Yay for edits

Just completed the initial edit for Maestro. I can say this for NineStar Press: my editor is very good at catching my boneheaded mistakes.

Far from hating the editing process, I loved it. It was like the final render on a difficult digital art project, or the polish of a gemstone or piece of silverwork. A necessary stage. In this case, a fast and enjoyable one. We’re not done, but we’re closer to a real book.

It just highlights why most writers can’t edit their own work to a professional standard. We’re too close to the work, and we may not have a deep enough knowledge of English grammar and punctuation to manage correct usage right away. Or like me, they managed to skate through English in high school and college mostly by osmosis and a long reading career.

I’m as careful a writer as I can be. I still turned in a 16K mms with several hundred punctuation and spelling errors, three continuity mistakes, and a lot of bad sentence structure. Granted, some of that was because I wrote it fast and didn’t really polish it before sending.

My agent and several editors have said I turn in relatively clean copies…which terrifies me. I wonder what they’ve been getting from other authors.

In the pits of self-publishing and uninformed small presses, I have seen what happens when editors don’t know how to edit, and authors aren’t skilled enough to know the difference.

<Shudder>

In better news, cover art for Maestro is just around the corner. ETA 1-16-16 It’s alive! Follow the link.

Maestro, by M. Crane Hana

Okay, now I can announce the latest happy news: a book deal and another pen name.

On February 2, 2016, the new digital publisher NineStar will be releasing my novella Maestro, a contemporary M/M/M erotic romance. It will be published under the pen name of M. Crane Hana, who will be writing both romance and fantasy fiction in the future.
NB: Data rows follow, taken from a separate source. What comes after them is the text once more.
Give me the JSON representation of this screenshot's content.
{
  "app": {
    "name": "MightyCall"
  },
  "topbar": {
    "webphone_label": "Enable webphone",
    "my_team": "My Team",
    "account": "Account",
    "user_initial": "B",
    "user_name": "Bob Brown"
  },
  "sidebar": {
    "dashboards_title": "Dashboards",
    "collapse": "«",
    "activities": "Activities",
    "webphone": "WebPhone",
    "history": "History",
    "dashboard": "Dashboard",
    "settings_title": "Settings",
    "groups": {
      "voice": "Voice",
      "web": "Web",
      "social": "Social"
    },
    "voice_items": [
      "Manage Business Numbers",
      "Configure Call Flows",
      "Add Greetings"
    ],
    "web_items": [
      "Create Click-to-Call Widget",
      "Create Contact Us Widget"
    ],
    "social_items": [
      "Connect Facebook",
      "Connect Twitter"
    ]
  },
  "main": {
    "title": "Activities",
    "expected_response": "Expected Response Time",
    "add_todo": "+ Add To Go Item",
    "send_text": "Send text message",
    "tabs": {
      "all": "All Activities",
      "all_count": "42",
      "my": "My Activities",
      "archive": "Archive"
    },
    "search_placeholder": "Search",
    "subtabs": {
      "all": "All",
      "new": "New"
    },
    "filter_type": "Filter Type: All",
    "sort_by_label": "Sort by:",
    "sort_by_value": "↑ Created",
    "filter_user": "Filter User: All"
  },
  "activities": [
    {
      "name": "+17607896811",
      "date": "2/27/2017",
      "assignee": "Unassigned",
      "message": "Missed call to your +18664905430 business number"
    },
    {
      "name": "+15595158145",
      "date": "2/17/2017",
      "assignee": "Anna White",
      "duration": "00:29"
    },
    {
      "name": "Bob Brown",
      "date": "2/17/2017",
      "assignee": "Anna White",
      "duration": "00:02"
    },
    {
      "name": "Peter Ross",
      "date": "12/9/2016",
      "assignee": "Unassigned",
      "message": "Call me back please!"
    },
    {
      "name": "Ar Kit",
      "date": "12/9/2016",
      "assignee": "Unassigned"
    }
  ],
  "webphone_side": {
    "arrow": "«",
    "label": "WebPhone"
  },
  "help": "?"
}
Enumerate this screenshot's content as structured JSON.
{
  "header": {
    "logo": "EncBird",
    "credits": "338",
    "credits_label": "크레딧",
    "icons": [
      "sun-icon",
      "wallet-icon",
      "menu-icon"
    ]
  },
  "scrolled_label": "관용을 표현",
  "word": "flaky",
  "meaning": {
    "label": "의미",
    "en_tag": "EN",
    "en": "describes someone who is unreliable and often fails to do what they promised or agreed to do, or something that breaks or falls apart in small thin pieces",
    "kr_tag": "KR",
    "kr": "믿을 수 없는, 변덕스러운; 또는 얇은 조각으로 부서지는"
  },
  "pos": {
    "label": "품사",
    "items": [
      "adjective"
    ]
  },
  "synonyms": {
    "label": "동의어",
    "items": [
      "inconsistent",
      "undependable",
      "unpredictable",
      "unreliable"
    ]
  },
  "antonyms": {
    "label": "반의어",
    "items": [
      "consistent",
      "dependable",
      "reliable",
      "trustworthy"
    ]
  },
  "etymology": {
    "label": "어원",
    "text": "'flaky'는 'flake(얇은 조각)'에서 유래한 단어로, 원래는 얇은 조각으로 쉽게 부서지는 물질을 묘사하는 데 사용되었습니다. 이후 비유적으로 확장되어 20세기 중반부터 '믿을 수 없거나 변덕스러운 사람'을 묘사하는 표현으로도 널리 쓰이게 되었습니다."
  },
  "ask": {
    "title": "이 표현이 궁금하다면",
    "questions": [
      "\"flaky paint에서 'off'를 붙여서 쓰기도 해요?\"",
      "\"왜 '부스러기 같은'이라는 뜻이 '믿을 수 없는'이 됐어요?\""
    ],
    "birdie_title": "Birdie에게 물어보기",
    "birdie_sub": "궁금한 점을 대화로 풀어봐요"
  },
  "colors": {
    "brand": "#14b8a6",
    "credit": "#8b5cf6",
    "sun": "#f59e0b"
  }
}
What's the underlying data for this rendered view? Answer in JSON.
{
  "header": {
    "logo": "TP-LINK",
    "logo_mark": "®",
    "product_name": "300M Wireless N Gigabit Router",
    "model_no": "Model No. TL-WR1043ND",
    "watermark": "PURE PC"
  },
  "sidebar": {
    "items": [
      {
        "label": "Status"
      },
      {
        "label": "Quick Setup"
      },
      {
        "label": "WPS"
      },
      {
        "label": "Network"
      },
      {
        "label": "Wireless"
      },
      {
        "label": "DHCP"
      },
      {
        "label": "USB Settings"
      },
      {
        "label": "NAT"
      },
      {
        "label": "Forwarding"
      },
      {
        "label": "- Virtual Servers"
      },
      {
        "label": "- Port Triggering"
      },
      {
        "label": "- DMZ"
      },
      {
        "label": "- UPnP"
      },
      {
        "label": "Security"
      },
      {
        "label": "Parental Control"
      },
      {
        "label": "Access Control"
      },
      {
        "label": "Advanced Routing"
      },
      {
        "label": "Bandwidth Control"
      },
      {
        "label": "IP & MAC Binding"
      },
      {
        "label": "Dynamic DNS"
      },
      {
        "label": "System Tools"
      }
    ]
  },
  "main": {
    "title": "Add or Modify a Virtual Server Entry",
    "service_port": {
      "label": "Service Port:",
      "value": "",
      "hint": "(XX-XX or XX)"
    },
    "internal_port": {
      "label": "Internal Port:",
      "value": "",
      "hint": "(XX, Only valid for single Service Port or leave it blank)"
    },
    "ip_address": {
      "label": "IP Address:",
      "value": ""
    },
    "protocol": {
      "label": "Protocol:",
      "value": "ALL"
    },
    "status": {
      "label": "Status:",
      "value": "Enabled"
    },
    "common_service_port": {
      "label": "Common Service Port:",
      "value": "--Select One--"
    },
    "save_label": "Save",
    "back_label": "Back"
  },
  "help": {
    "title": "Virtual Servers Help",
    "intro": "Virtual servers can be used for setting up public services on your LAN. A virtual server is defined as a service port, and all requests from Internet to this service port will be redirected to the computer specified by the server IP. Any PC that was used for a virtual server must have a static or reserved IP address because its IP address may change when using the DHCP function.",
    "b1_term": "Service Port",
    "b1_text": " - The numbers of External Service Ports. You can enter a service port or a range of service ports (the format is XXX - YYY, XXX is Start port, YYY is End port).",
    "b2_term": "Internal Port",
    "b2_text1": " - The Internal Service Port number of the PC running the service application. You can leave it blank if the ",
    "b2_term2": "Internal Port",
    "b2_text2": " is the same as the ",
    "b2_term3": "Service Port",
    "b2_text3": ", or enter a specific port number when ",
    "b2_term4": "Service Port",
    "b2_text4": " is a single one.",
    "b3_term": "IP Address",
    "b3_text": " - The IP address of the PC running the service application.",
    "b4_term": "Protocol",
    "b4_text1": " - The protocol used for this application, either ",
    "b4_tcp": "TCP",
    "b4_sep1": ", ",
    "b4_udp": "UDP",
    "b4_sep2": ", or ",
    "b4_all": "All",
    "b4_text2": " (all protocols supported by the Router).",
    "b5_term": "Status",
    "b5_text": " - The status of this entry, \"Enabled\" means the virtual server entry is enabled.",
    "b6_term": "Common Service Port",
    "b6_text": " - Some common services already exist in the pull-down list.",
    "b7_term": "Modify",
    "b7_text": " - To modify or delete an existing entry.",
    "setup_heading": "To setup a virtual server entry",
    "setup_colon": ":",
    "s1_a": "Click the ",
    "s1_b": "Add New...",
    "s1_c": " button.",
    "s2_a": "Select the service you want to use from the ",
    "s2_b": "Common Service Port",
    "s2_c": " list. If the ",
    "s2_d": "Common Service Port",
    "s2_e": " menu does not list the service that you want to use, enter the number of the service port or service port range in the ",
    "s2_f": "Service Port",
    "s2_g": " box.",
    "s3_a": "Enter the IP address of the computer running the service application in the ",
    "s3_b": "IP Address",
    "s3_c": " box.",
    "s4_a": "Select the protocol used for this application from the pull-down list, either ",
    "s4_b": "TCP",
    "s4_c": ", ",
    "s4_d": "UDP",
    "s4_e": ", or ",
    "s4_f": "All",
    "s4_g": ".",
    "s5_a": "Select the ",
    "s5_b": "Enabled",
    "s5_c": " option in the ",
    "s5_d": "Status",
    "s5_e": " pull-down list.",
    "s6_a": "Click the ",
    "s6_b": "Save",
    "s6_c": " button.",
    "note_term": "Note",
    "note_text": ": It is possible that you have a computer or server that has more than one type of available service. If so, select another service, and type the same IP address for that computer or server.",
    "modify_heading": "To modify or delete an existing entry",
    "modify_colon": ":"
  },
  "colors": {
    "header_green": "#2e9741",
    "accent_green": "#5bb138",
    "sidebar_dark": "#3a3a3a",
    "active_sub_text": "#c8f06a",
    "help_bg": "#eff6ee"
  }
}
This is probably not the final blurb, but it was part of my query:

Leo’s birthday is February 13, which has always meant candles on heart-shaped cupcakes and birthday cards with ‘Happy Valentine’s Day’ crossed out. To celebrate properly, Leo’s mystery writer husband Andrew arranges a tryst for Leo with Mel, a gifted violinist who is one of Andrew’s biggest fans.

As I’ve mentioned, this novella grew out of a M/F erotica short story that was originally written for an erotic anthology call from fellow members at AbsoluteWrite. My story didn’t make the cut, but eventually I played with gender and expanded the plot…and got three fun characters I couldn’t stop writing about (even though I have other, earlier deadlines to meet, too.)

I’ll post cover art when we have it.

And watch this blog, because I’m going to have a jewelry giveaway leading up to the February launch.